On Broadway: Dancing Days
Casey Nicholaw’s witty choreography underscored
The Book of Mormon’s satire. Joan Marcus, Courtesy Book of Mormon.
For most of the country, voting is a November activity. But on Broadway, elections arrive in late spring, at the end of the theater season. At press time, voters are busy sifting through nominations and marking ballots that will decide who and what will win Tony Awards, Fred and Adele Astaire Awards, and Drama Desk Awards for the 2010–11 season. And if they’re anything like me—I vote on the Astaires—they are having a tough time with the choreography category.
The standard take on these competitions—“It’s an honor just to be nominated”—implies that all nominees are equally worthy. But the dirty little secret of awards season is that often only a few are truly first-rate. The rest were nominated because there wasn’t enough high-quality work to choose from. This year, that is manifestly not the case.
Nine separate Broadway choreographers were nominated for this season’s theater awards, and for the most part they deserved the recognition—it has been a remarkably gratifying season for dance on Broadway. The highlight reel would have to include, in alphabetical order, Rob Ashford’s acrobatic dynamism in How to Succeed in Business Without Really Trying, Marguerite Derricks’ marvelously eclectic numbers for Wonderland, Kathleen Marshall’s deliciously retro choreography for Anything Goes, Jerry Mitchell’s gloriously high-kicking work in Catch Me If You Can, Casey Nicholaw’s witty send-ups in The Book of Mormon, Toby Sedgwick’s magical beasts in War Horse, and Susan Stroman’s double-edged minstrel moves for The Scottsboro Boys. And the outstanding musical staging work from Anthony Van Laast and Danny Mefford in Sister Act and Bloody Bloody Andrew Jackson also got nods.
Setting aside the less dancey entries, we are left with seven choreographers—not one of them an interloper from the concert-dance world—who contributed to Broadway dance in a major way.
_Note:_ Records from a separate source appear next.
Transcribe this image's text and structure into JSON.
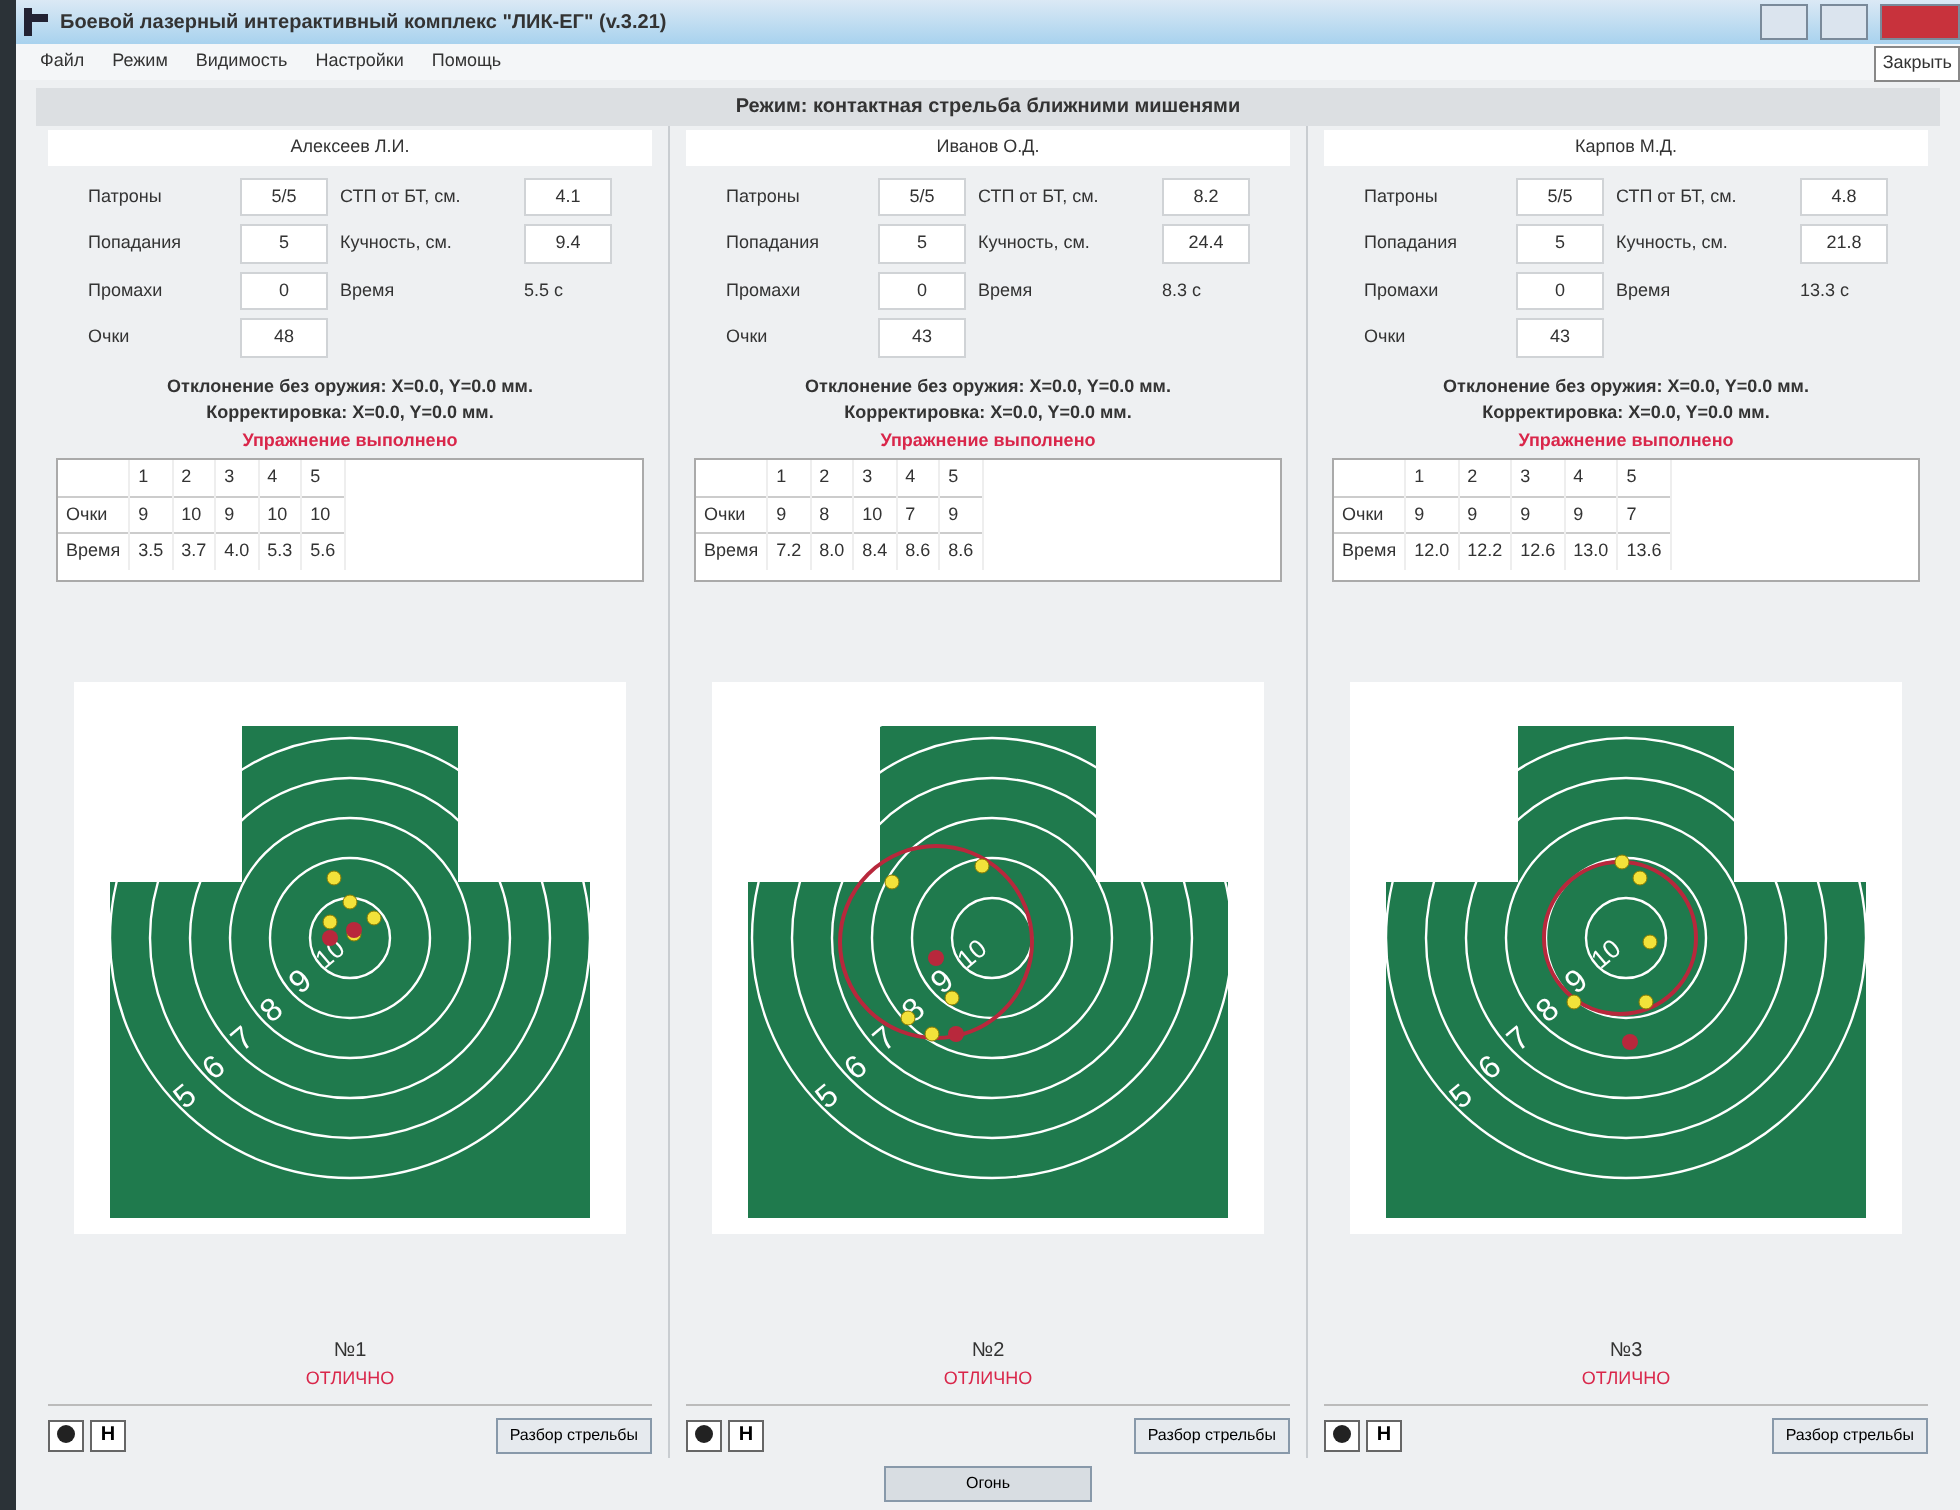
{
  "window": {
    "title": "Боевой лазерный интерактивный комплекс \"ЛИК-ЕГ\" (v.3.21)",
    "close_tooltip": "Закрыть"
  },
  "menu": [
    "Файл",
    "Режим",
    "Видимость",
    "Настройки",
    "Помощь"
  ],
  "mode_header": "Режим: контактная стрельба ближними мишенями",
  "panels": [
    {
      "name": "Алексеев Л.И.",
      "stats_left": [
        {
          "label": "Патроны",
          "value": "5/5"
        },
        {
          "label": "Попадания",
          "value": "5"
        },
        {
          "label": "Промахи",
          "value": "0"
        },
        {
          "label": "Очки",
          "value": "48"
        }
      ],
      "stats_right": [
        {
          "label": "СТП от БТ, см.",
          "value": "4.1",
          "kind": "field"
        },
        {
          "label": "Кучность, см.",
          "value": "9.4",
          "kind": "field"
        },
        {
          "label": "Время",
          "value": "5.5 с",
          "kind": "text"
        }
      ],
      "deviation": "Отклонение без оружия: X=0.0, Y=0.0 мм.",
      "correction": "Корректировка: X=0.0, Y=0.0 мм.",
      "status": "Упражнение выполнено",
      "table": {
        "columns": [
          "1",
          "2",
          "3",
          "4",
          "5"
        ],
        "rows": [
          {
            "label": "Очки",
            "cells": [
              "9",
              "10",
              "9",
              "10",
              "10"
            ]
          },
          {
            "label": "Время",
            "cells": [
              "3.5",
              "3.7",
              "4.0",
              "5.3",
              "5.6"
            ]
          }
        ]
      },
      "ring_labels": [
        "5",
        "6",
        "7",
        "8",
        "9",
        "10"
      ],
      "number": "№1",
      "grade": "ОТЛИЧНО",
      "h_button": "H",
      "review_button": "Разбор стрельбы"
    },
    {
      "name": "Иванов О.Д.",
      "stats_left": [
        {
          "label": "Патроны",
          "value": "5/5"
        },
        {
          "label": "Попадания",
          "value": "5"
        },
        {
          "label": "Промахи",
          "value": "0"
        },
        {
          "label": "Очки",
          "value": "43"
        }
      ],
      "stats_right": [
        {
          "label": "СТП от БТ, см.",
          "value": "8.2",
          "kind": "field"
        },
        {
          "label": "Кучность, см.",
          "value": "24.4",
          "kind": "field"
        },
        {
          "label": "Время",
          "value": "8.3 с",
          "kind": "text"
        }
      ],
      "deviation": "Отклонение без оружия: X=0.0, Y=0.0 мм.",
      "correction": "Корректировка: X=0.0, Y=0.0 мм.",
      "status": "Упражнение выполнено",
      "table": {
        "columns": [
          "1",
          "2",
          "3",
          "4",
          "5"
        ],
        "rows": [
          {
            "label": "Очки",
            "cells": [
              "9",
              "8",
              "10",
              "7",
              "9"
            ]
          },
          {
            "label": "Время",
            "cells": [
              "7.2",
              "8.0",
              "8.4",
              "8.6",
              "8.6"
            ]
          }
        ]
      },
      "ring_labels": [
        "5",
        "6",
        "7",
        "8",
        "9",
        "10"
      ],
      "number": "№2",
      "grade": "ОТЛИЧНО",
      "h_button": "H",
      "review_button": "Разбор стрельбы"
    },
    {
      "name": "Карпов М.Д.",
      "stats_left": [
        {
          "label": "Патроны",
          "value": "5/5"
        },
        {
          "label": "Попадания",
          "value": "5"
        },
        {
          "label": "Промахи",
          "value": "0"
        },
        {
          "label": "Очки",
          "value": "43"
        }
      ],
      "stats_right": [
        {
          "label": "СТП от БТ, см.",
          "value": "4.8",
          "kind": "field"
        },
        {
          "label": "Кучность, см.",
          "value": "21.8",
          "kind": "field"
        },
        {
          "label": "Время",
          "value": "13.3 с",
          "kind": "text"
        }
      ],
      "deviation": "Отклонение без оружия: X=0.0, Y=0.0 мм.",
      "correction": "Корректировка: X=0.0, Y=0.0 мм.",
      "status": "Упражнение выполнено",
      "table": {
        "columns": [
          "1",
          "2",
          "3",
          "4",
          "5"
        ],
        "rows": [
          {
            "label": "Очки",
            "cells": [
              "9",
              "9",
              "9",
              "9",
              "7"
            ]
          },
          {
            "label": "Время",
            "cells": [
              "12.0",
              "12.2",
              "12.6",
              "13.0",
              "13.6"
            ]
          }
        ]
      },
      "ring_labels": [
        "5",
        "6",
        "7",
        "8",
        "9",
        "10"
      ],
      "number": "№3",
      "grade": "ОТЛИЧНО",
      "h_button": "H",
      "review_button": "Разбор стрельбы"
    }
  ],
  "fire_button": "Огонь"
}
And when you consider the absentees—Andy Blankenbuehler’s clever solutions to the problem of how to get dance into a musical about the Holocaust, in The People in the Picture, showed up too late for the Astaires; and accomplished dancemakers like Sergio Trujillo and Dan Knechtges didn’t have new shows this season—you have to marvel at the current depth of Broadway’s choreographic bench.
It represents a remarkable rebound after the 1980s punched a big hole in the talent pool. First came the British Invasion, which brought so many London hits to Broadway that it crowded out home-grown choreographers. More devastating by far was the AIDS crisis—in 1987, the year Michael Bennett died, nearly 10,000 other New Yorkers were felled. Many were theater dancers, and we will never know how many potential Broadway choreographers were lost. We do know that while Bennett was the most prominent choreographer who died, he was not the only one. Two years after his 1987 Tony nomination for Rags, Ron Field was dead. Three years after his Astaire for the 1992 Guys and Dolls, Christopher Chadman was dead.
The loss to musical theater went beyond the choreography that would never be created. Broadway dance inhabits a distinct ecological niche that requires very specific skills. For decades, this know-how was passed along via the dancer-assistant-associate-choreographer chain, a chain shattered by the AIDS epidemic. The broad, deep lineup of current choreographers suggests that those crucial links are in place once again.
Van Laast is a Londoner, and Derricks and Mefford have worked mainly away from Broadway, she in California and he in regional theater and off-Broadway. But the significance of Broadway’s apprenticeship chain is clear from the careers of the other choreographers in question.
Stroman, the veteran of the group, is in her late 50s. She began dancing on Broadway in 1979, and in 1980 was assisting Rudy Tronto on the short-lived flop Musical Chairs. Tronto, meanwhile, had performed in Ballroom for Bennett (who had danced for Michael Kidd and Peter Gennaro and assisted Ron Field). The local choreographers coming up behind her are in their early 50s, 40s, and 30s. Not surprisingly, several of them began their careers dancing in her shows and absorbing the same lessons.
It’s also worth noting that the overwhelming majority of musicals on Broadway now are heavily laced with real dance requiring real dancers. That’s another change since the ponderous British musicals of the 1980s, and it’s likely to continue. So barring any more cataclysmic events, we can expect many more years of strong choreography on Broadway—and many more years of end-of-the-season ballots with difficult choices. To which dilemma let us say, Amen.
Sylviane Gold writes on theater for The New York Times.